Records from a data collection
--*--
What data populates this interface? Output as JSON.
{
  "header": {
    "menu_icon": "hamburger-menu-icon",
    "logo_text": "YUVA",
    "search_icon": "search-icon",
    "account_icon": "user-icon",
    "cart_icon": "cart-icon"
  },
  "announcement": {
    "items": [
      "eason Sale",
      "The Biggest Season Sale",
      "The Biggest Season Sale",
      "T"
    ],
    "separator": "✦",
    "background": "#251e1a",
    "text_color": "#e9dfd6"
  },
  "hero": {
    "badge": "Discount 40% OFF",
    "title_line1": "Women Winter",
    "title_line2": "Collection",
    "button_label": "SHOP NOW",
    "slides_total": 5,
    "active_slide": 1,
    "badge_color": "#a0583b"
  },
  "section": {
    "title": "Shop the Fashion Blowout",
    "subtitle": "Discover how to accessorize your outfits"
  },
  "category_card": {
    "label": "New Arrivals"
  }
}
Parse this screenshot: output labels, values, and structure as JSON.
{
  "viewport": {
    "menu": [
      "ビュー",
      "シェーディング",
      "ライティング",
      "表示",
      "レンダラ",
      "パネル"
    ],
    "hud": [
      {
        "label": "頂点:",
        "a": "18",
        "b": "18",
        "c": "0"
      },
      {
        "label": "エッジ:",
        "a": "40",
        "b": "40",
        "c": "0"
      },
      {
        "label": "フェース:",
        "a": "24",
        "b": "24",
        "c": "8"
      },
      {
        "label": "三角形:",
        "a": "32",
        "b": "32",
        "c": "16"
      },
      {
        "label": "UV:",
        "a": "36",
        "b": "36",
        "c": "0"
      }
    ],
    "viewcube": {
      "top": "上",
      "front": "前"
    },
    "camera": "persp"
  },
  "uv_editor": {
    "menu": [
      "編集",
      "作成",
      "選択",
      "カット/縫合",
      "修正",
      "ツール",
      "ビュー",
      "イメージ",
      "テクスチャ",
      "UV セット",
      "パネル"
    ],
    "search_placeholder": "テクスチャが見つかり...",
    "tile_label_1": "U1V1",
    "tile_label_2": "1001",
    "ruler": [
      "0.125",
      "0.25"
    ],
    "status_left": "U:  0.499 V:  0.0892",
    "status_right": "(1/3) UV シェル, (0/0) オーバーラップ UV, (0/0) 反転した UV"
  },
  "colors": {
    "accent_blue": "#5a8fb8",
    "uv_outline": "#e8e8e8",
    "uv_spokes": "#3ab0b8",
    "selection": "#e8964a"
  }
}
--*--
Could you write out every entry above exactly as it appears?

What data populates this interface? Output as JSON.
{
  "header": {
    "menu_icon": "hamburger-menu-icon",
    "logo_text": "YUVA",
    "search_icon": "search-icon",
    "account_icon": "user-icon",
    "cart_icon": "cart-icon"
  },
  "announcement": {
    "items": [
      "eason Sale",
      "The Biggest Season Sale",
      "The Biggest Season Sale",
      "T"
    ],
    "separator": "✦",
    "background": "#251e1a",
    "text_color": "#e9dfd6"
  },
  "hero": {
    "badge": "Discount 40% OFF",
    "title_line1": "Women Winter",
    "title_line2": "Collection",
    "button_label": "SHOP NOW",
    "slides_total": 5,
    "active_slide": 1,
    "badge_color": "#a0583b"
  },
  "section": {
    "title": "Shop the Fashion Blowout",
    "subtitle": "Discover how to accessorize your outfits"
  },
  "category_card": {
    "label": "New Arrivals"
  }
}
Parse this screenshot: output labels, values, and structure as JSON.
{
  "viewport": {
    "menu": [
      "ビュー",
      "シェーディング",
      "ライティング",
      "表示",
      "レンダラ",
      "パネル"
    ],
    "hud": [
      {
        "label": "頂点:",
        "a": "18",
        "b": "18",
        "c": "0"
      },
      {
        "label": "エッジ:",
        "a": "40",
        "b": "40",
        "c": "0"
      },
      {
        "label": "フェース:",
        "a": "24",
        "b": "24",
        "c": "8"
      },
      {
        "label": "三角形:",
        "a": "32",
        "b": "32",
        "c": "16"
      },
      {
        "label": "UV:",
        "a": "36",
        "b": "36",
        "c": "0"
      }
    ],
    "viewcube": {
      "top": "上",
      "front": "前"
    },
    "camera": "persp"
  },
  "uv_editor": {
    "menu": [
      "編集",
      "作成",
      "選択",
      "カット/縫合",
      "修正",
      "ツール",
      "ビュー",
      "イメージ",
      "テクスチャ",
      "UV セット",
      "パネル"
    ],
    "search_placeholder": "テクスチャが見つかり...",
    "tile_label_1": "U1V1",
    "tile_label_2": "1001",
    "ruler": [
      "0.125",
      "0.25"
    ],
    "status_left": "U:  0.499 V:  0.0892",
    "status_right": "(1/3) UV シェル, (0/0) オーバーラップ UV, (0/0) 反転した UV"
  },
  "colors": {
    "accent_blue": "#5a8fb8",
    "uv_outline": "#e8e8e8",
    "uv_spokes": "#3ab0b8",
    "selection": "#e8964a"
  }
}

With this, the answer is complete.